Prof. dr. Bert George

Question & answer

What is your hidden talent?

I obtained a black belt in judo as a youngster. For more than 20 years, I practised various martial arts, ranging from judo, boxing to Thai boxing. I even visited Thailand three times to learn the traditional sport from the real local masters and entered the ring twice. The code that prevails in Eastern martial arts still guides me in my life (and career) today: courage, perseverance, discipline and respect. Perhaps my fascination with combat sports is also one of the driving forces behind my main research interest, which is strategy.

What is your research about?

My research focuses on strategy in the public sector. The government, but also other organisations with a social purpose, face different challenges to which they require a strategic response. At the same time, strategic thinking, acting and learning in the public sector is not always easy. Different stakeholders come into play, and what is a good solution for one, is bad for another. In my research, for example, I examine the effectiveness of strategy processes, such as strategic planning in public organisations. The government is all for plans, but when do these really contribute to creating value for society?

Where did your interest in this subject come from?

Strategy has always fascinated me. It is both abstract and challenging. It is a theme that transcends "hypes" - strategy is inherent in human behaviour and strategic thinking, acting and learning can help public organisations to actually realise policy goals. Strategy will always be important as policymakers and managers will always have to make choices about what they want to achieve, why, and how. Moreover, strategy is a theme that transcends disciplines, which makes the concept so interesting. From economists to historians, everyone is fascinated by the transformations that great strategies have brought about in society.

Why is your research socially relevant?

I have had the pleasure of teaching/advising on strategy worldwide. From Berlin to Hamburg, Rotterdam to Ghent, Abu Dhabi to Georgia, I hear the same frustration every time: How do we prevent our strategy from becoming nothing but an empty shell? In my research, teaching and service, I provide (future) policymakers and managers with tools to "do" strategy. This should ultimately enable them to make better decisions, decisions that fit within a vision, that are based on in-depth analyses, that take into account trends and scenarios, and that are supported by stakeholders and are actually implementable.

How would colleagues describe you?

I prefer to leave that to my colleagues. :-)

What do you still hope to achieve in your academic career?

As a strategist, I naturally reflect on my aspirations for the future and how I will realise them. On my wish list is the development of a book that connects theory and practice in the field of strategy in the public sector. A book that helps policymakers and managers to "do" strategy, while also stimulating researchers to conduct research into the conditions under which certain strategy processes have or have not worked. Naturally, I want such a book to be international in scope and, why not, to conquer the world (which takes us back to the military origins of strategy).

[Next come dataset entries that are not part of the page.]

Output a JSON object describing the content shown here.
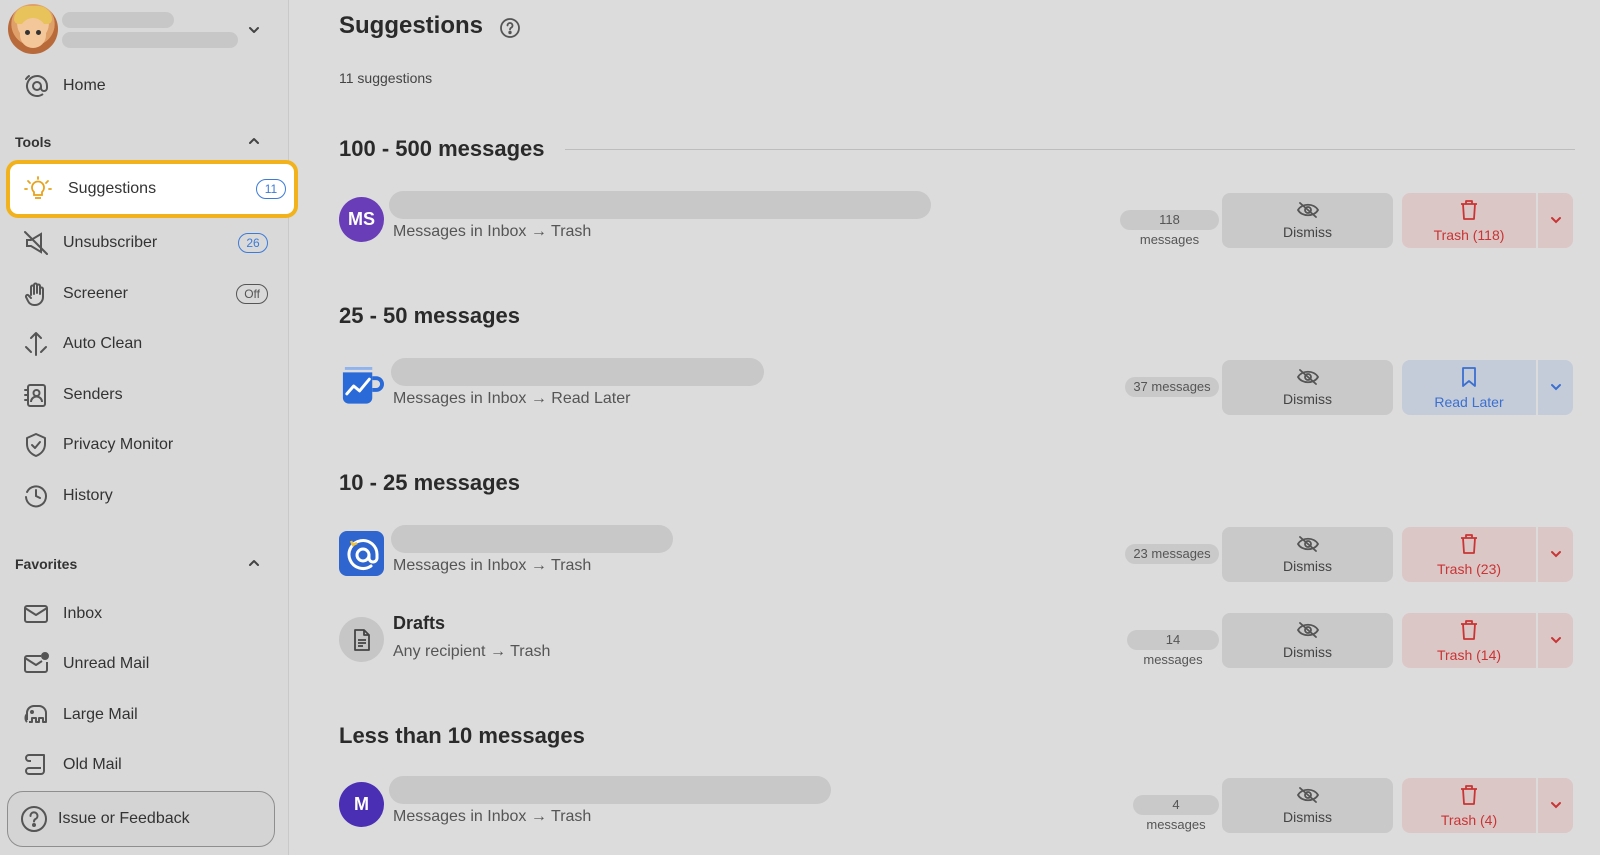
{
  "sidebar": {
    "nav": {
      "home": "Home",
      "tools_heading": "Tools",
      "suggestions": "Suggestions",
      "suggestions_badge": "11",
      "unsubscriber": "Unsubscriber",
      "unsubscriber_badge": "26",
      "screener": "Screener",
      "screener_badge": "Off",
      "auto_clean": "Auto Clean",
      "senders": "Senders",
      "privacy_monitor": "Privacy Monitor",
      "history": "History",
      "favorites_heading": "Favorites",
      "inbox": "Inbox",
      "unread_mail": "Unread Mail",
      "large_mail": "Large Mail",
      "old_mail": "Old Mail"
    },
    "feedback": "Issue or Feedback"
  },
  "main": {
    "title": "Suggestions",
    "count": "11 suggestions",
    "groups": [
      {
        "heading": "100 - 500 messages",
        "rows": [
          {
            "avatar": "MS",
            "avatar_color": "#6a3db8",
            "rule": "Messages in Inbox → Trash",
            "messages": "118 messages",
            "dismiss": "Dismiss",
            "action": "Trash (118)"
          }
        ]
      },
      {
        "heading": "25 - 50 messages",
        "rows": [
          {
            "avatar_icon": "chart-mug-icon",
            "rule": "Messages in Inbox → Read Later",
            "messages": "37 messages",
            "dismiss": "Dismiss",
            "action": "Read Later"
          }
        ]
      },
      {
        "heading": "10 - 25 messages",
        "rows": [
          {
            "avatar_icon": "at-sign-app-icon",
            "rule": "Messages in Inbox → Trash",
            "messages": "23 messages",
            "dismiss": "Dismiss",
            "action": "Trash (23)"
          },
          {
            "avatar_icon": "document-icon",
            "name": "Drafts",
            "rule": "Any recipient → Trash",
            "messages": "14 messages",
            "dismiss": "Dismiss",
            "action": "Trash (14)"
          }
        ]
      },
      {
        "heading": "Less than 10 messages",
        "rows": [
          {
            "avatar": "M",
            "avatar_color": "#4a2fb5",
            "rule": "Messages in Inbox → Trash",
            "messages": "4 messages",
            "dismiss": "Dismiss",
            "action": "Trash (4)"
          }
        ]
      }
    ]
  },
  "colors": {
    "accent_highlight": "#f2b21b",
    "badge_blue": "#3d7bd9",
    "trash_red": "#c93434",
    "read_later_blue": "#3b6fd0"
  }
}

What is the first thing you do when an unexpected slot opens up in your schedule?

Go for a nice game of golf or a nice long walk with our rough-haired dachshund Elton.